Wonder Woman’s Journey, Part I
“This was nothing you ate,” she said. “This was nothing you did wrong. This is happening simply because you are a woman.”
Wonder Woman waiting, watching waiting women weakening, wondering, “Why?”
“Why me? I have no symptoms; I feel fine.”
Fabricating falsehoods, fearing futures for female family, favoring flawed features forthwith flat.
“I will begin four to six weeks of chemo.”
Chemically caging carcinogens, consciously consenting, chaotically collapsing, constantly containing contaminates, converting courageous characteristics, cursing, crashing.
“Does this mean you’ll be bald?”
Beautifully bald, brazenly baring breasts broken but bouncing back, boldly becoming braver, but breaking, battling, balancing, begging, bruising, but becoming…better.
“Then I will undergo removal of lymph nodes and bilateral mastectomy surgery.”
Surgeon’s scalpel sectioning skin, skillfully severing, slicing; scarily succumbing, slipping slowly, softly, sweetly, support system screaming, “Savior: save, support, sustain, stay.”
“I am remaining positive, and I want you to know, I will overcome.”
Wonder Woman’s Journey, Part II
When the whir of the clippers clicks on, I remember hearing stories in Sunday School specific to women’s hair –
How Mary of Bethany used hers to wash and dry Jesus’ feet days before his death;
The nameless woman who lived a “sinful life,” was forgiven for doing the same;
And the Apostle Paul claimed it a shame for a woman’s hair to be shorn or shaven,
For her long hair is her glory, given her for a covering.
When the cold steel is upon my scalp, I ruminate over the meanings –
How women are encouraged to grow hair long and thick,
Mermaid hair, I think they call it, as if they don’t realize that mermaids are fictional beings.
How men consider it a disgrace for a woman to shave her head,
As if our bodies are their property.
Like Samson, my power lies within my glory, which I choose to sever before it is taken.
I think He would forgive me for this,
As flashes of black fall to the floor
Like an obsidian Amazon River.
Wonder Woman’s Journey, Part III
My body and veins fill with poison…poison red as the devil.
I trace it, slowly crawling, creeping its way inside me.
I’ll see it later, traveling down the toilet.
Too sick to eat, I swallow blood from sores instead.
How long has it been?
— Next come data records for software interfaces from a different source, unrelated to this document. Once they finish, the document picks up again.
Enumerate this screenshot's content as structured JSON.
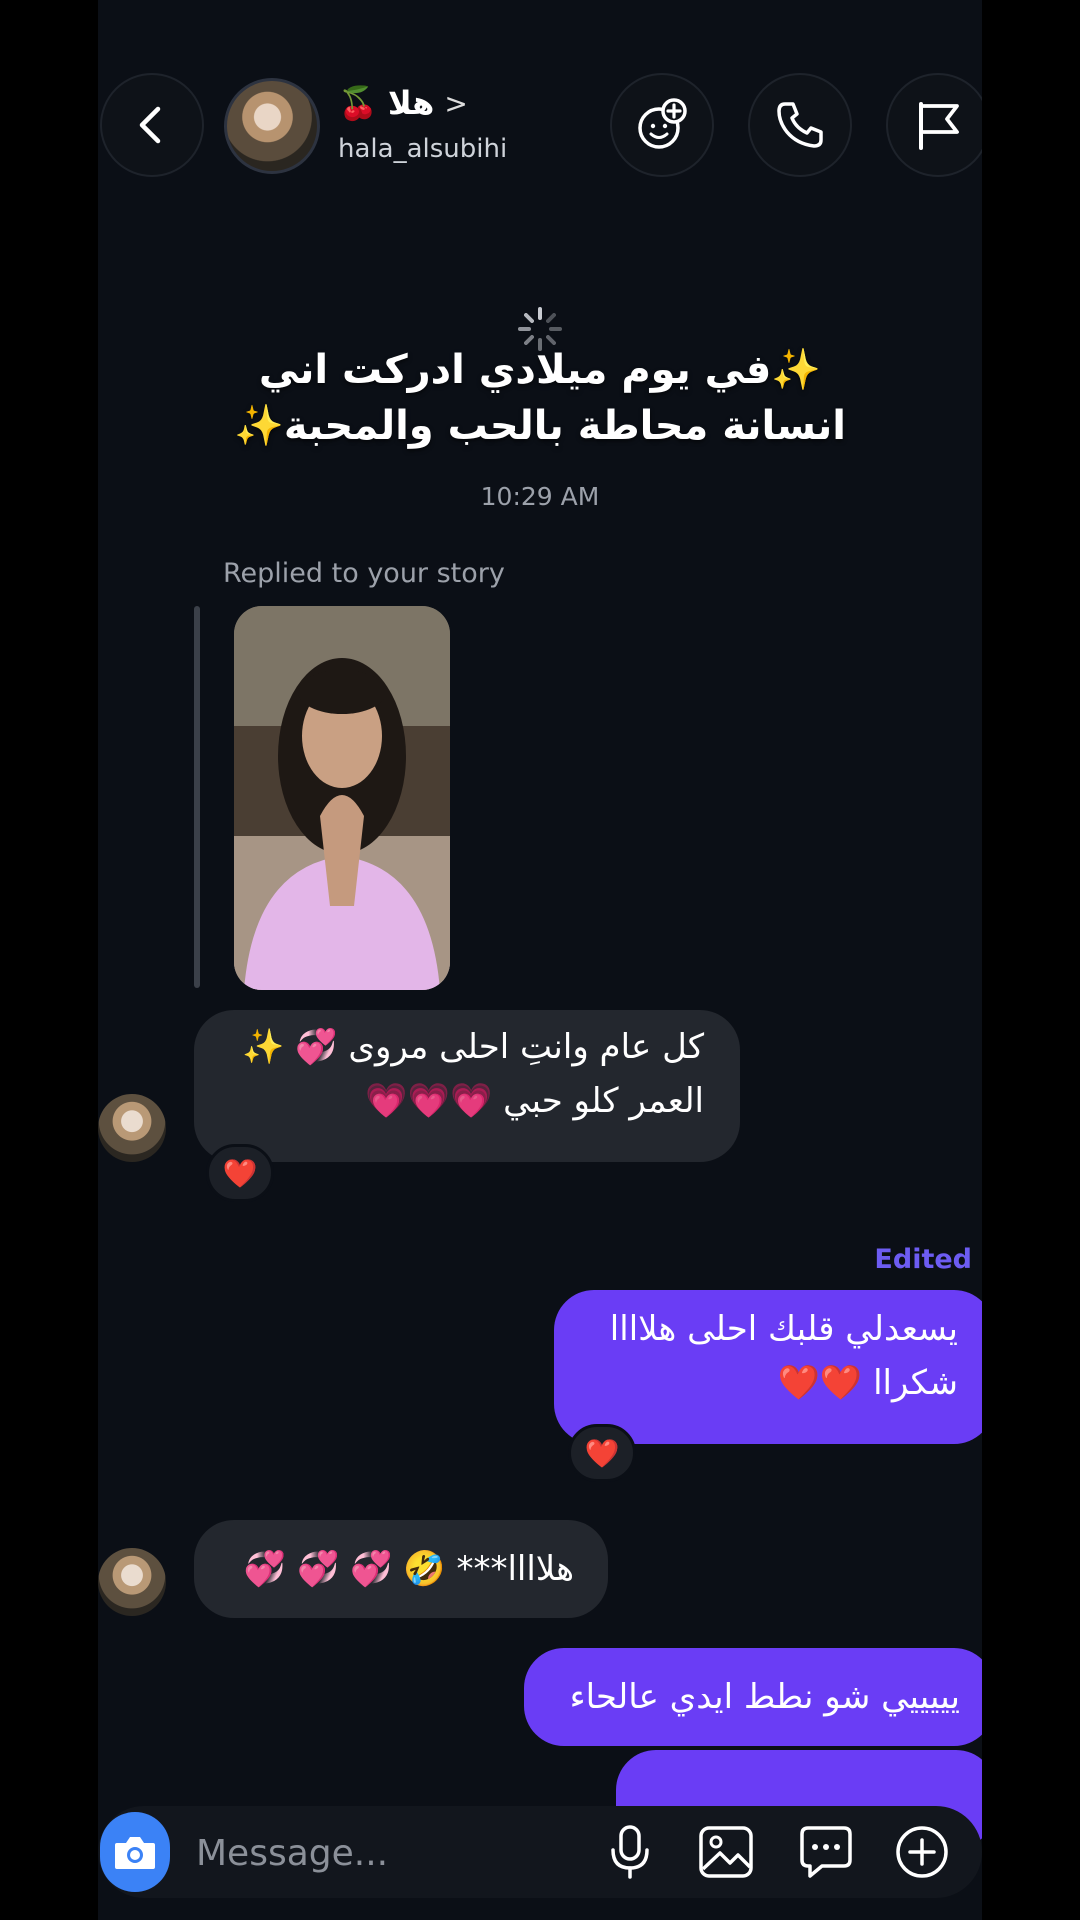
{
  "header": {
    "back_label": "<",
    "contact_name": "هلا",
    "contact_emoji": "🍒",
    "name_chevron": ">",
    "contact_handle": "hala_alsubihi",
    "icons": [
      "back-arrow-icon",
      "effects-icon",
      "phone-icon",
      "flag-icon"
    ]
  },
  "story_reply": {
    "caption_line1": "✨في يوم ميلادي ادركت اني",
    "caption_line2": "انسانة محاطة بالحب والمحبة✨",
    "timestamp": "10:29 AM",
    "replied_label": "Replied to your story"
  },
  "messages": [
    {
      "side": "in",
      "line1": "كل عام وانتِ احلى مروى 💞 ✨",
      "line2": "العمر كلو حبي 💗💗💗",
      "reaction": "❤️"
    },
    {
      "side": "out",
      "edited_label": "Edited",
      "line1": "يسعدلي قلبك احلى هلاااا",
      "line2": "شكراا ❤️❤️",
      "reaction": "❤️"
    },
    {
      "side": "in",
      "text": "هلاااا*** 🤣 💞 💞 💞"
    },
    {
      "side": "out",
      "text": "يييييي شو نطط ايدي عالحاء"
    },
    {
      "side": "out",
      "text": ""
    }
  ],
  "composer": {
    "placeholder": "Message...",
    "icons": [
      "camera-icon",
      "microphone-icon",
      "gallery-icon",
      "sticker-chat-icon",
      "plus-icon"
    ]
  },
  "colors": {
    "background": "#0b0f16",
    "incoming_bubble": "#23272e",
    "outgoing_bubble": "#6a3df5",
    "edited_label": "#6d5cf2",
    "camera_button": "#3b82f6"
  }
}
I lose track in the fog of my brain.
“Time to go,” the nurse in the hazmat says, and I load in the wheelchair, too tired to walk.
Outside she leans to whisper encouragements in my ear.
I want to scream, but my mouth is metal.
It’s my dance with The Red Devil, and a devil it is.